Tuesday, September 20, 2011


After a long year, the silence is broken.

This weekend was filled with fun and family.

First our front tree was dead and had to come out. My brother made it look easy. We all enjoyed the wood later and made s'mores.

Then we watched Lincoln play some flag football.

On Sunday, my sister-in-law was nice enough to take some family and individual pictures. Here are just a few.

This is seriously the most fun and exhaustion I have had in months.

The Cheese Sandwich

It has taken me weeks to get the courage to write this post but I was inspired by an e-mail from my sister-in-law today. I will never forget the love my husband showed me by making me a cheese sandwich.

Our baby is now a healthy five-week old baby but the battle to get him here was hard. At the age of 34, I found out that I was unexpectedly pregnant. I had never had an easy pregnancy and was scared.

April 13 came, or 18 weeks, and I felt horrible. I would find out two weeks later that my gall bladder needed to come out. My husband and I went to the doctor to find out the gender of our baby. We were immediately told that we were having a boy and were excited. The ultrasound seemed to last forever and I remember thinking I just wanted to go back to bed. Pictures were taken of every part of the baby. We were soon handed a long line of about 25 ultrasound pictures and told the doctor would be in soon.

The next hour of my life is a blur. The high risk doctor came in the room and told us our baby had echogenic bowel, or bright bowel. We were immediately taken to the genetics counselor to learn what this meant. The genetic counselor explained that the baby had a 90% chance of nothing being wrong but had a 10% chance of down syndrome, cystic fibrosis, being stillborn, or a number of autoimmune diseases.

I had declined all blood test at the first of my pregnancy that would determine most of these diagnosis. My only option was an aminoscientis. The risks of a miscarriage after an aminoscientis are high. My uterus was already thin and I felt horrible so we declined the test.
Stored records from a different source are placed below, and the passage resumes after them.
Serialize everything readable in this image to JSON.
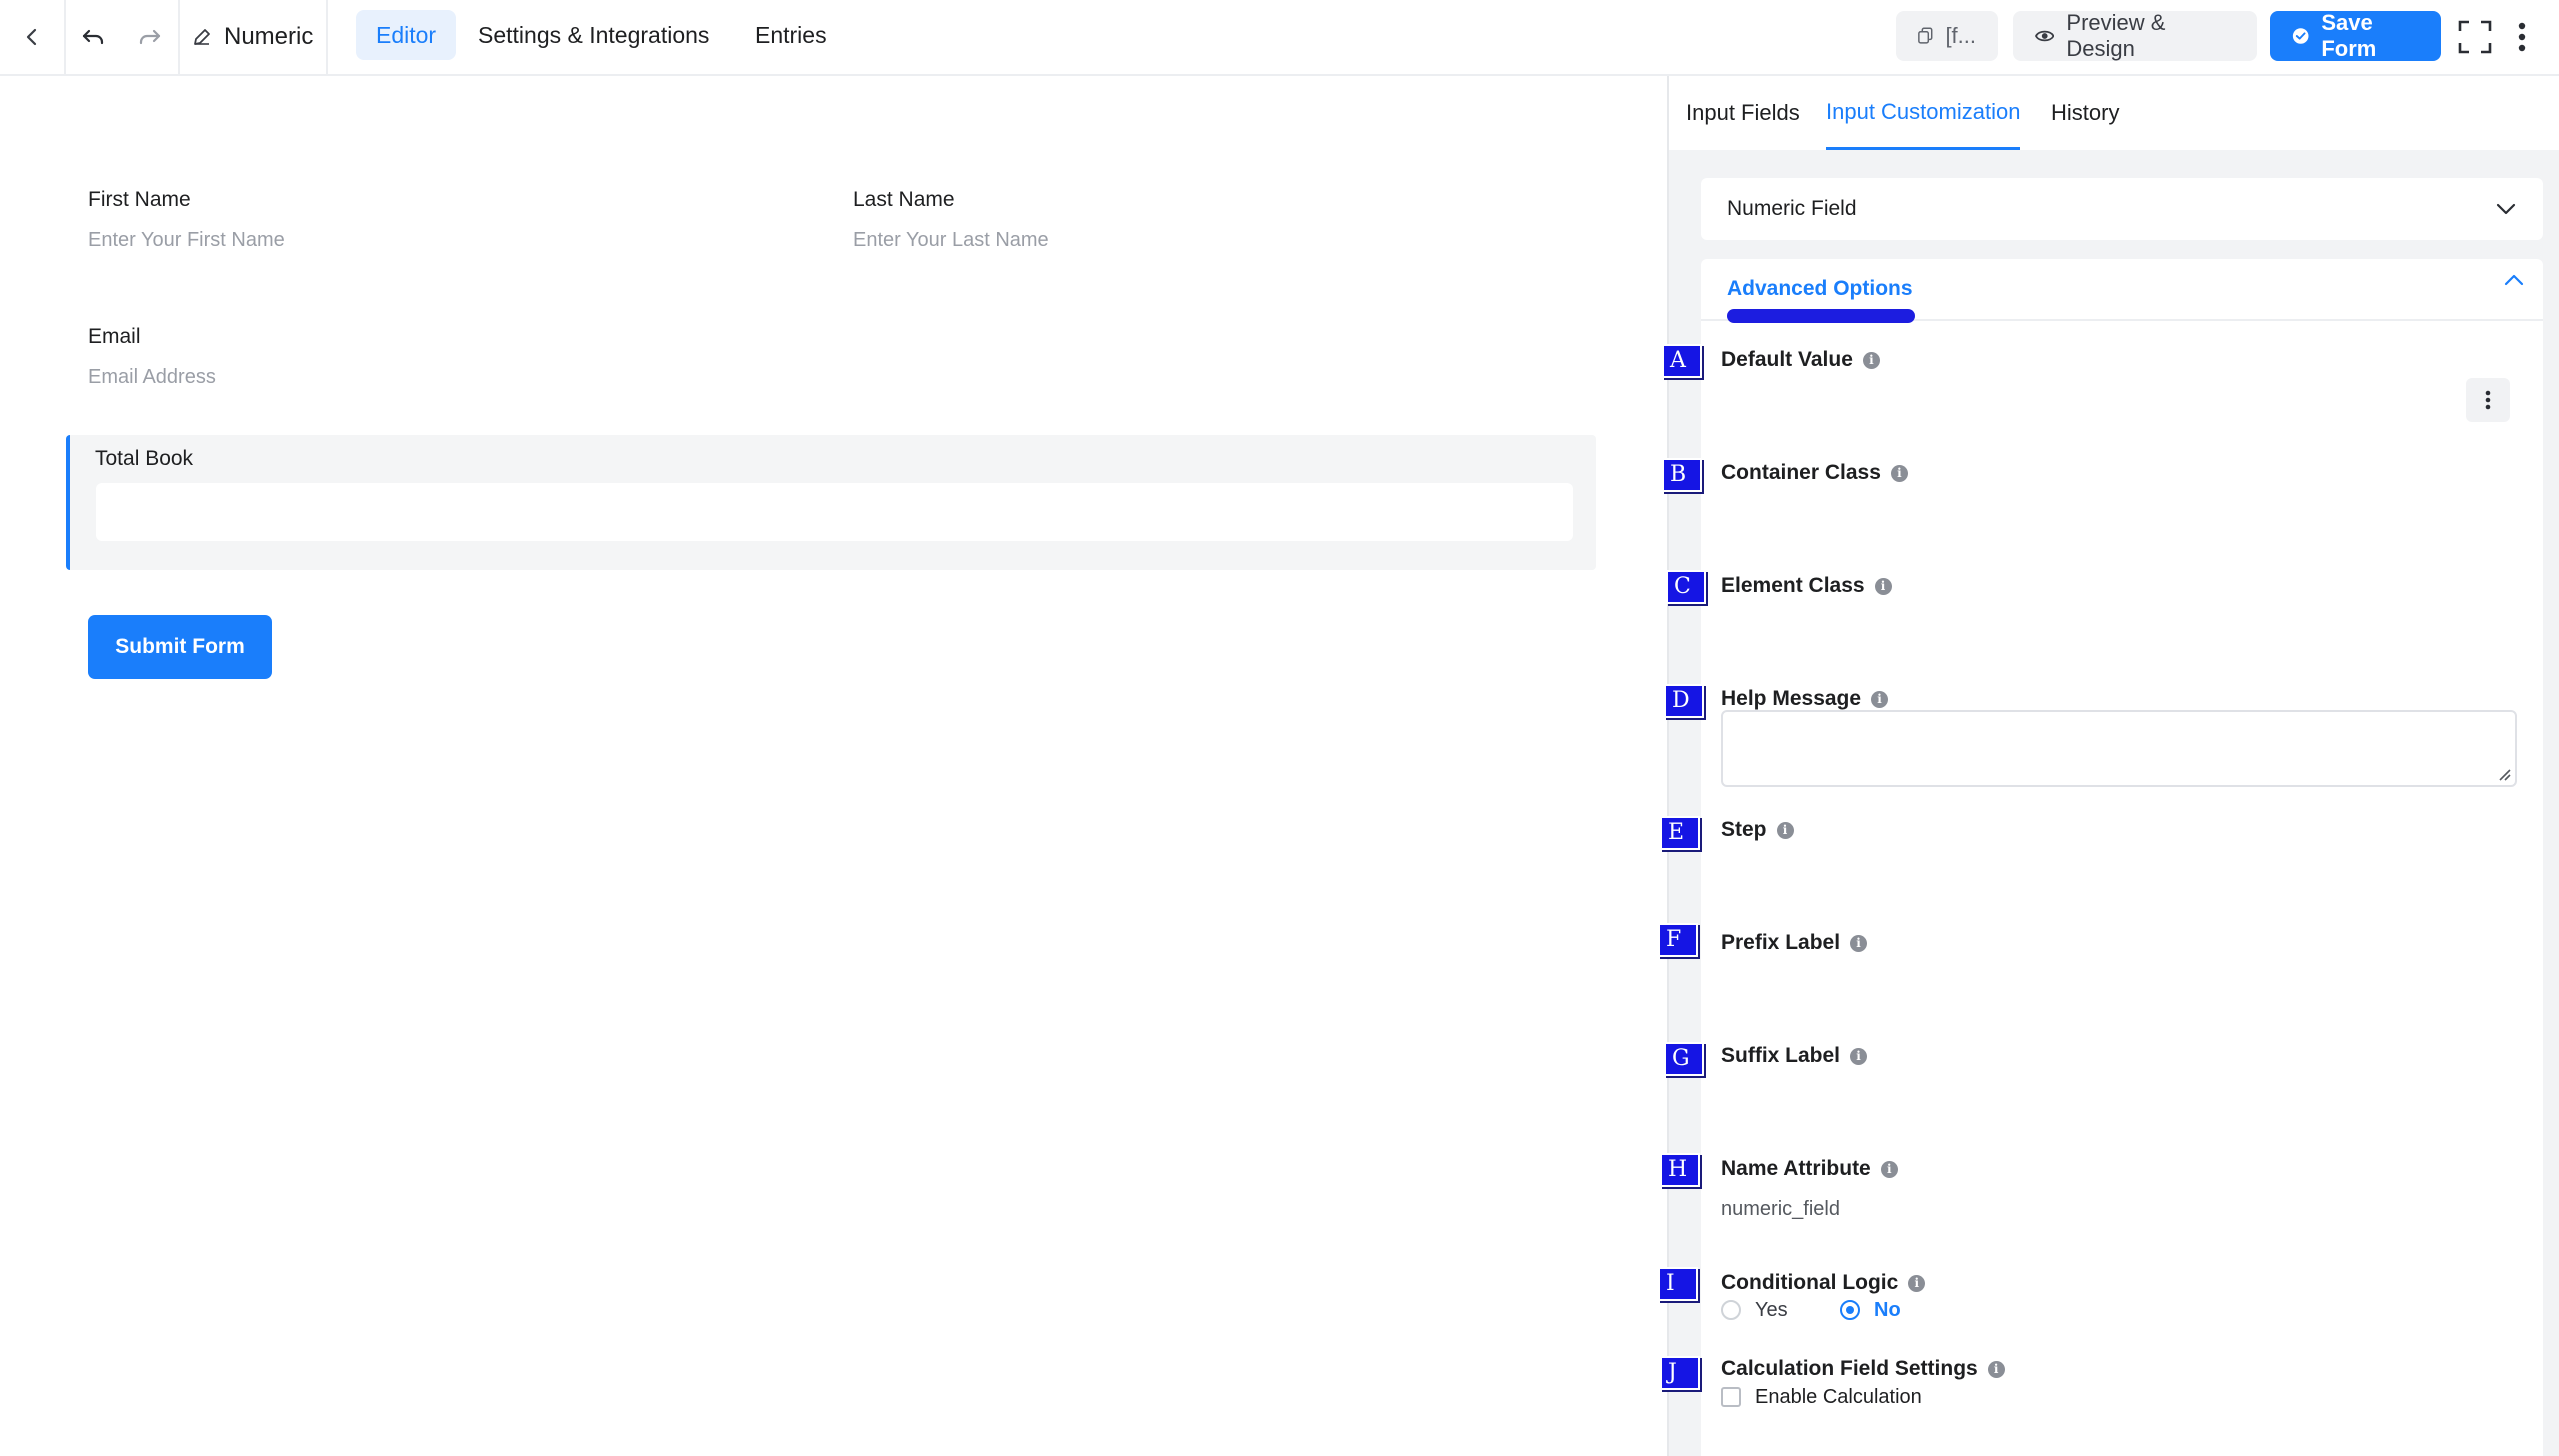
{
  "topbar": {
    "title": "Numeric",
    "tabs": [
      {
        "label": "Editor",
        "active": true
      },
      {
        "label": "Settings & Integrations",
        "active": false
      },
      {
        "label": "Entries",
        "active": false
      }
    ],
    "shortcode_label": "[f...",
    "preview_label": "Preview & Design",
    "save_label": "Save Form"
  },
  "form": {
    "fields": [
      {
        "label": "First Name",
        "placeholder": "Enter Your First Name"
      },
      {
        "label": "Last Name",
        "placeholder": "Enter Your Last Name"
      },
      {
        "label": "Email",
        "placeholder": "Email Address"
      },
      {
        "label": "Total Book",
        "placeholder": ""
      }
    ],
    "submit_label": "Submit Form"
  },
  "panel": {
    "tabs": [
      {
        "label": "Input Fields",
        "active": false
      },
      {
        "label": "Input Customization",
        "active": true
      },
      {
        "label": "History",
        "active": false
      }
    ],
    "field_type": "Numeric Field",
    "advanced_title": "Advanced Options",
    "options": [
      {
        "marker": "A",
        "label": "Default Value"
      },
      {
        "marker": "B",
        "label": "Container Class"
      },
      {
        "marker": "C",
        "label": "Element Class"
      },
      {
        "marker": "D",
        "label": "Help Message"
      },
      {
        "marker": "E",
        "label": "Step"
      },
      {
        "marker": "F",
        "label": "Prefix Label"
      },
      {
        "marker": "G",
        "label": "Suffix Label"
      },
      {
        "marker": "H",
        "label": "Name Attribute"
      },
      {
        "marker": "I",
        "label": "Conditional Logic"
      },
      {
        "marker": "J",
        "label": "Calculation Field Settings"
      }
    ],
    "name_attribute_value": "numeric_field",
    "conditional": {
      "yes": "Yes",
      "no": "No",
      "selected": "No"
    },
    "calculation": {
      "checkbox_label": "Enable Calculation",
      "checked": false
    }
  },
  "colors": {
    "accent": "#1a7efb",
    "marker": "#1515e4"
  }
}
My husband and I both knew that we would keep and love the baby no matter how he was born. My husband guided me out of the office in tears that were so strong that I could not even see where I was walking.

I don't remember much after this point but I remember that my husband drove to his work, explained to his supervisor what was going on, and brought my home. He made me a cheese sandwich, which tasted amazing, and put me to bed. Since neither one of us could speak, we announced the gender of our baby on the family website and did not make any phone calls. It would be exactly one month later that we told our parents what was on the ultrasound.

I then became the "test patient" at my high-risk doctor's office. The office was trying to decide which piece of new ultrasound equipment to buy. Since they received all the echogenic bowel referrals, I was the perfect patient. I had an ultrasound at 22, 25, and 28 weeks. All of these ultrasounds came back the same "bright bowel". I begin to dread these words but knew that I loved the baby inside of me and would either provide the baby with receiving a body on earth or be a mother to whatever was given to me.

At 32 weeks, I had an ultrasound to measure the size of the baby because they did not know how much longer the body was going to allow the baby to stay inside of me. The same ultrasound tech had been with me the entire time. She looked at me and told me that if she didn't know my history that she would not diagnose the baby with bright bowel at all.

At 36 1/2 weeks our baby was born. At this point, only a handful of people knew anything about the diagnosis of "bright bowel". We all held our breath as the many tests came back negative. The stress of the situation was gone, and we had a health baby.

I write this not out of sympathy for myself but for sympathy of others desperately searching the internet looking for other people's experiences. Stay positive and know that odds are so low that your baby will most likely be born healthy and strong.